Bernard Caulfield on a landmark case for claims notification. Bernard Caulfield, who represented JRA with Christopher Symons QC, is a partner at Titmuss Sainer Dechert

The recent case of J Rothschild Assurance [JRA] v Collyear could have serious repercussions for insurers, particularly those underwriting the civil liabilities of life assurance companies.

JRA is a well-known provider of pensions and life assurance products which started business in 1992.

In late 1993, the Life Assurance Unit Trust Regulatory Organisation (Lautro) wrote to all its members reporting that it had found widespread non-compliance in the industry with business rules relating to pension transfers and opt-outs.

Firms were obliged to review all such business to ensure proper advice had been given and, where appropriate, make redress to individual investors.

JRA gave prompt notice to its E&O underwriters that the Lautro letter constituted circumstances that "may give rise to a claim" in respect of all pension transfers and opt-outs which they had dealt with. JRA then participated in the industry-wide 'Pensions Review' and, where appropriate, made redress to investors.

But the underwriters rejected the notification as premature and denied liability, maintaining that no claims were valid in circumstances where the industry was obliged to review its own conduct and make redress.

Mr Justice Rix of the Commercial Court held that:

JRA's notice covered all claims arising out of pension transfers and opt-outs;

an investor's participation in the Pensions Review or acceptance of redress constituted a claim to which the policy had to respond;

costs incurred in reviewing and investigating claims where redress was payable were covered by the policy.

This case demonstrates that a notification can be effective, even though the range of actual claims generated is not known at the time of the notification.
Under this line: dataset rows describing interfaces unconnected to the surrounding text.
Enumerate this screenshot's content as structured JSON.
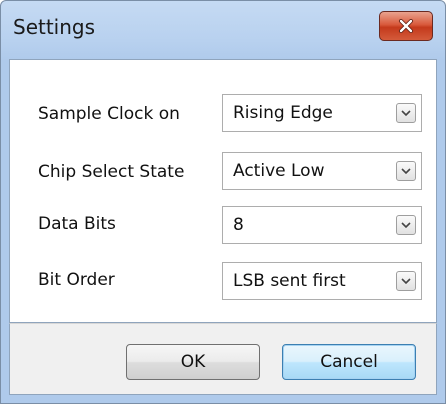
{
  "dialog": {
    "title": "Settings"
  },
  "fields": [
    {
      "label": "Sample Clock on",
      "value": "Rising Edge"
    },
    {
      "label": "Chip Select State",
      "value": "Active Low"
    },
    {
      "label": "Data Bits",
      "value": "8"
    },
    {
      "label": "Bit Order",
      "value": "LSB sent first"
    }
  ],
  "buttons": {
    "ok": "OK",
    "cancel": "Cancel"
  },
  "icons": {
    "close": "close-icon",
    "dropdown": "chevron-down-icon"
  },
  "colors": {
    "title_bar": "#b8d1ef",
    "close_button": "#d45b3b",
    "default_button_border": "#3c7fb1"
  }
}
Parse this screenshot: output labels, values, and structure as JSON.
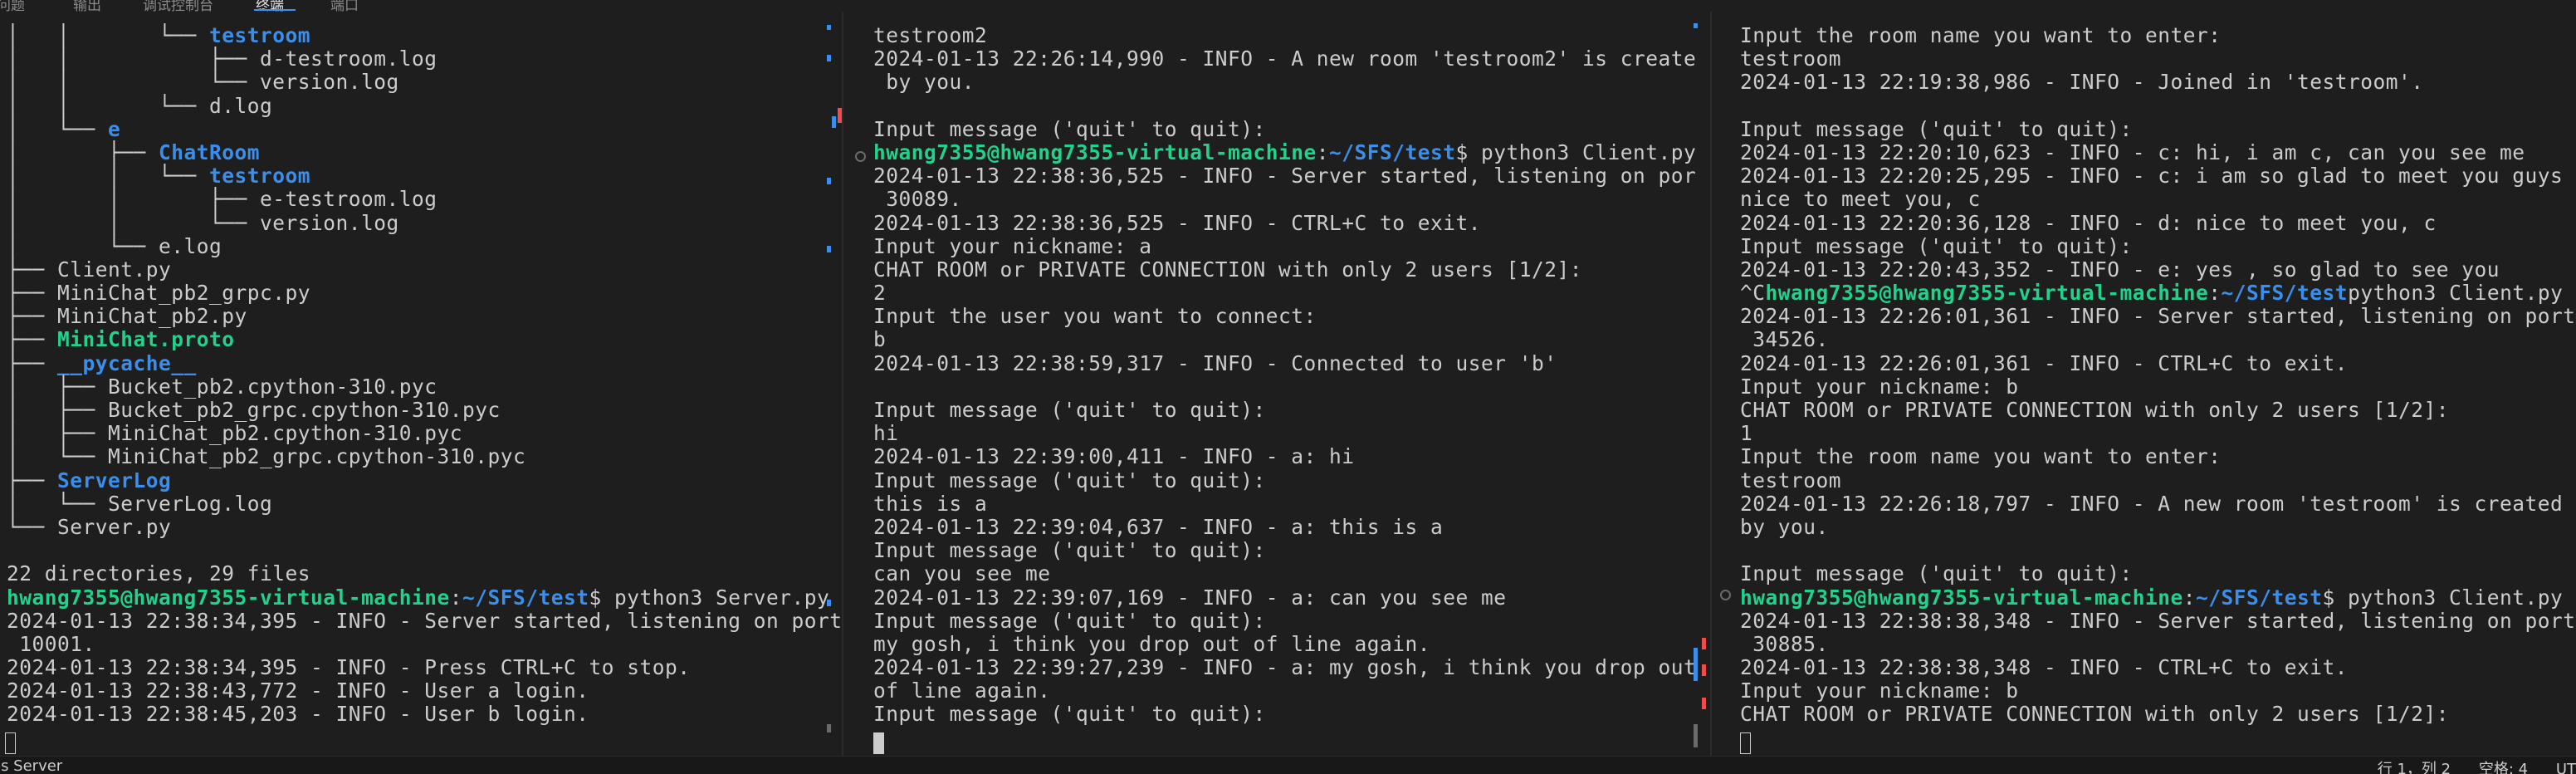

Of even greater interest is the finding that a self-regulating organisation which took steps to ensure that investors were compensated for loss, generated a claim under a claims made policy. Although the decision is currently limited to the pensions industry, it is not hard to see it being applied to any similar industry scheme that ensures its members comply with best practice.